[Web page and app entries]
+++
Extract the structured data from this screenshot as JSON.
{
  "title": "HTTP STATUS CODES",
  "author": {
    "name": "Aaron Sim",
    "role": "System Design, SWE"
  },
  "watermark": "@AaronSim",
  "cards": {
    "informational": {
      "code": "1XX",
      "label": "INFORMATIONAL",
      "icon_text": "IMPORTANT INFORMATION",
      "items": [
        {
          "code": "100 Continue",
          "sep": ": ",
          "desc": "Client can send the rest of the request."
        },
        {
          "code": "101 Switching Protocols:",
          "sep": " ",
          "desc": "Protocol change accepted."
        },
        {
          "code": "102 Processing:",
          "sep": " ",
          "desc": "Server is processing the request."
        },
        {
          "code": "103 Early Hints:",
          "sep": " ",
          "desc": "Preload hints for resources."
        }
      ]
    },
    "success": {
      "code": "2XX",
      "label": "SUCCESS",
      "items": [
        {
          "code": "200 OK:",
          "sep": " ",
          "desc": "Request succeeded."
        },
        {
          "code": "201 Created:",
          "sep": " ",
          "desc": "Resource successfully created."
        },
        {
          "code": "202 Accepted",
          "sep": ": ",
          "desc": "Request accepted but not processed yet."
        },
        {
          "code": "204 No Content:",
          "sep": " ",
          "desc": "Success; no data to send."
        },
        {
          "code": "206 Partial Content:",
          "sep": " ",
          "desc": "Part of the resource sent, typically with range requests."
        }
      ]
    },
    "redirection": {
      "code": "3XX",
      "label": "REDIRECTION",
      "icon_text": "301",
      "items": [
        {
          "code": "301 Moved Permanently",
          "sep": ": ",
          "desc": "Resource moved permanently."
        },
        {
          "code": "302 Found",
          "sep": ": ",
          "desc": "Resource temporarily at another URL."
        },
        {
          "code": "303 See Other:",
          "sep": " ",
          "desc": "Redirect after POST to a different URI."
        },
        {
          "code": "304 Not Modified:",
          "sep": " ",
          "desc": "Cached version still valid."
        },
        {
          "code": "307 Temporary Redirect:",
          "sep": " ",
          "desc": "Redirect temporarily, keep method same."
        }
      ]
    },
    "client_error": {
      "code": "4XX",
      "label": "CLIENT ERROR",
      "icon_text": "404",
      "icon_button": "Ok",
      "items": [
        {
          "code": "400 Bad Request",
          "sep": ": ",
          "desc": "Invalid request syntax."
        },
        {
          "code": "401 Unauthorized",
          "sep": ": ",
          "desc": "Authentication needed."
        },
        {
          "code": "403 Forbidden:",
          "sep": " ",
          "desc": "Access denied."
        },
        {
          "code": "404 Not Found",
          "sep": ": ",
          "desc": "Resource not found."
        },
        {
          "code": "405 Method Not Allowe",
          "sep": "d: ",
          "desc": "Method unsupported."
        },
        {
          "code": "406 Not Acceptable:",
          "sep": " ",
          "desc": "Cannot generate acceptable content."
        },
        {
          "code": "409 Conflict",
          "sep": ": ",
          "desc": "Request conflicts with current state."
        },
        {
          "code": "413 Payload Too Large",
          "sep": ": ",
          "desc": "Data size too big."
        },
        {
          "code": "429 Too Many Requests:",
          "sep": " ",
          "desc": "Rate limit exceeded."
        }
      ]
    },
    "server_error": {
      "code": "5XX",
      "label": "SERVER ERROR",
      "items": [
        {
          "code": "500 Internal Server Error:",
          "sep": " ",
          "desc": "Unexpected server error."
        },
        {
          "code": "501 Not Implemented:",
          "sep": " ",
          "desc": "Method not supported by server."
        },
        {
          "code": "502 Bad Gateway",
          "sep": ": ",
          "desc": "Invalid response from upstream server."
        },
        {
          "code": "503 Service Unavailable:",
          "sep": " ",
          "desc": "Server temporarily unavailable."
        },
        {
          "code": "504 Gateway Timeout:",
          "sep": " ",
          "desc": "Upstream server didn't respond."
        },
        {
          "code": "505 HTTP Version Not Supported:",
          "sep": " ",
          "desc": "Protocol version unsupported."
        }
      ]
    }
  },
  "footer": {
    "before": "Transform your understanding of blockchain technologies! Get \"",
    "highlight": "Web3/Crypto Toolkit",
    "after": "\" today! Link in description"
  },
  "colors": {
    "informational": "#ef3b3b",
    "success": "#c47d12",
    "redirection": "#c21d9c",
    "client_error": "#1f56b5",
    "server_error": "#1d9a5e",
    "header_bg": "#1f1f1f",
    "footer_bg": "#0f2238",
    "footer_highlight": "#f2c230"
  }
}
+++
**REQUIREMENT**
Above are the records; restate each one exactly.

**FINAL ANSWER**
Extract the structured data from this screenshot as JSON.
{
  "title": "HTTP STATUS CODES",
  "author": {
    "name": "Aaron Sim",
    "role": "System Design, SWE"
  },
  "watermark": "@AaronSim",
  "cards": {
    "informational": {
      "code": "1XX",
      "label": "INFORMATIONAL",
      "icon_text": "IMPORTANT INFORMATION",
      "items": [
        {
          "code": "100 Continue",
          "sep": ": ",
          "desc": "Client can send the rest of the request."
        },
        {
          "code": "101 Switching Protocols:",
          "sep": " ",
          "desc": "Protocol change accepted."
        },
        {
          "code": "102 Processing:",
          "sep": " ",
          "desc": "Server is processing the request."
        },
        {
          "code": "103 Early Hints:",
          "sep": " ",
          "desc": "Preload hints for resources."
        }
      ]
    },
    "success": {
      "code": "2XX",
      "label": "SUCCESS",
      "items": [
        {
          "code": "200 OK:",
          "sep": " ",
          "desc": "Request succeeded."
        },
        {
          "code": "201 Created:",
          "sep": " ",
          "desc": "Resource successfully created."
        },
        {
          "code": "202 Accepted",
          "sep": ": ",
          "desc": "Request accepted but not processed yet."
        },
        {
          "code": "204 No Content:",
          "sep": " ",
          "desc": "Success; no data to send."
        },
        {
          "code": "206 Partial Content:",
          "sep": " ",
          "desc": "Part of the resource sent, typically with range requests."
        }
      ]
    },
    "redirection": {
      "code": "3XX",
      "label": "REDIRECTION",
      "icon_text": "301",
      "items": [
        {
          "code": "301 Moved Permanently",
          "sep": ": ",
          "desc": "Resource moved permanently."
        },
        {
          "code": "302 Found",
          "sep": ": ",
          "desc": "Resource temporarily at another URL."
        },
        {
          "code": "303 See Other:",
          "sep": " ",
          "desc": "Redirect after POST to a different URI."
        },
        {
          "code": "304 Not Modified:",
          "sep": " ",
          "desc": "Cached version still valid."
        },
        {
          "code": "307 Temporary Redirect:",
          "sep": " ",
          "desc": "Redirect temporarily, keep method same."
        }
      ]
    },
    "client_error": {
      "code": "4XX",
      "label": "CLIENT ERROR",
      "icon_text": "404",
      "icon_button": "Ok",
      "items": [
        {
          "code": "400 Bad Request",
          "sep": ": ",
          "desc": "Invalid request syntax."
        },
        {
          "code": "401 Unauthorized",
          "sep": ": ",
          "desc": "Authentication needed."
        },
        {
          "code": "403 Forbidden:",
          "sep": " ",
          "desc": "Access denied."
        },
        {
          "code": "404 Not Found",
          "sep": ": ",
          "desc": "Resource not found."
        },
        {
          "code": "405 Method Not Allowe",
          "sep": "d: ",
          "desc": "Method unsupported."
        },
        {
          "code": "406 Not Acceptable:",
          "sep": " ",
          "desc": "Cannot generate acceptable content."
        },
        {
          "code": "409 Conflict",
          "sep": ": ",
          "desc": "Request conflicts with current state."
        },
        {
          "code": "413 Payload Too Large",
          "sep": ": ",
          "desc": "Data size too big."
        },
        {
          "code": "429 Too Many Requests:",
          "sep": " ",
          "desc": "Rate limit exceeded."
        }
      ]
    },
    "server_error": {
      "code": "5XX",
      "label": "SERVER ERROR",
      "items": [
        {
          "code": "500 Internal Server Error:",
          "sep": " ",
          "desc": "Unexpected server error."
        },
        {
          "code": "501 Not Implemented:",
          "sep": " ",
          "desc": "Method not supported by server."
        },
        {
          "code": "502 Bad Gateway",
          "sep": ": ",
          "desc": "Invalid response from upstream server."
        },
        {
          "code": "503 Service Unavailable:",
          "sep": " ",
          "desc": "Server temporarily unavailable."
        },
        {
          "code": "504 Gateway Timeout:",
          "sep": " ",
          "desc": "Upstream server didn't respond."
        },
        {
          "code": "505 HTTP Version Not Supported:",
          "sep": " ",
          "desc": "Protocol version unsupported."
        }
      ]
    }
  },
  "footer": {
    "before": "Transform your understanding of blockchain technologies! Get \"",
    "highlight": "Web3/Crypto Toolkit",
    "after": "\" today! Link in description"
  },
  "colors": {
    "informational": "#ef3b3b",
    "success": "#c47d12",
    "redirection": "#c21d9c",
    "client_error": "#1f56b5",
    "server_error": "#1d9a5e",
    "header_bg": "#1f1f1f",
    "footer_bg": "#0f2238",
    "footer_highlight": "#f2c230"
  }
}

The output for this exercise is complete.